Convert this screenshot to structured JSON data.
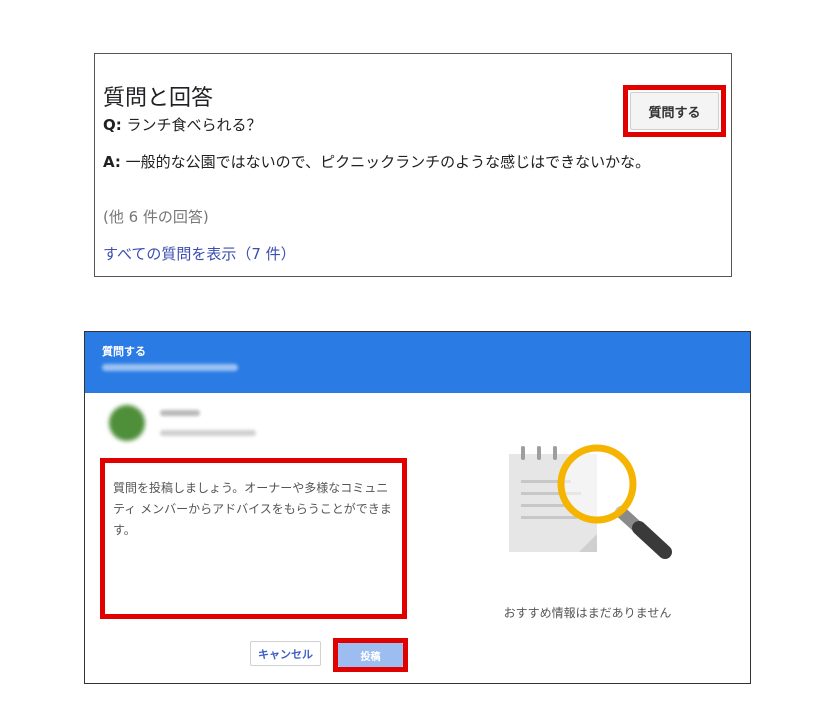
{
  "qa": {
    "title": "質問と回答",
    "ask_button": "質問する",
    "question_prefix": "Q:",
    "question_text": "ランチ食べられる？",
    "answer_prefix": "A:",
    "answer_text": "一般的な公園ではないので、ピクニックランチのような感じはできないかな。",
    "more_answers": "(他 6 件の回答)",
    "all_questions_link": "すべての質問を表示（7 件）"
  },
  "dialog": {
    "title": "質問する",
    "textarea_placeholder": "質問を投稿しましょう。オーナーや多様なコミュニティ メンバーからアドバイスをもらうことができます。",
    "cancel_label": "キャンセル",
    "post_label": "投稿",
    "no_recommendations": "おすすめ情報はまだありません"
  },
  "colors": {
    "header_blue": "#2a7be4",
    "highlight_red": "#e00000",
    "link_blue": "#3c4fb0",
    "post_button": "#9dbcf0",
    "magnifier_ring": "#f4b400"
  },
  "icons": {
    "illustration": "magnifying-glass-over-document"
  }
}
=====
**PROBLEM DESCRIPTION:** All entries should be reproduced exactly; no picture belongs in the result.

**WRITTEN RESPONSE:**
Convert this screenshot to structured JSON data.
{
  "qa": {
    "title": "質問と回答",
    "ask_button": "質問する",
    "question_prefix": "Q:",
    "question_text": "ランチ食べられる？",
    "answer_prefix": "A:",
    "answer_text": "一般的な公園ではないので、ピクニックランチのような感じはできないかな。",
    "more_answers": "(他 6 件の回答)",
    "all_questions_link": "すべての質問を表示（7 件）"
  },
  "dialog": {
    "title": "質問する",
    "textarea_placeholder": "質問を投稿しましょう。オーナーや多様なコミュニティ メンバーからアドバイスをもらうことができます。",
    "cancel_label": "キャンセル",
    "post_label": "投稿",
    "no_recommendations": "おすすめ情報はまだありません"
  },
  "colors": {
    "header_blue": "#2a7be4",
    "highlight_red": "#e00000",
    "link_blue": "#3c4fb0",
    "post_button": "#9dbcf0",
    "magnifier_ring": "#f4b400"
  },
  "icons": {
    "illustration": "magnifying-glass-over-document"
  }
}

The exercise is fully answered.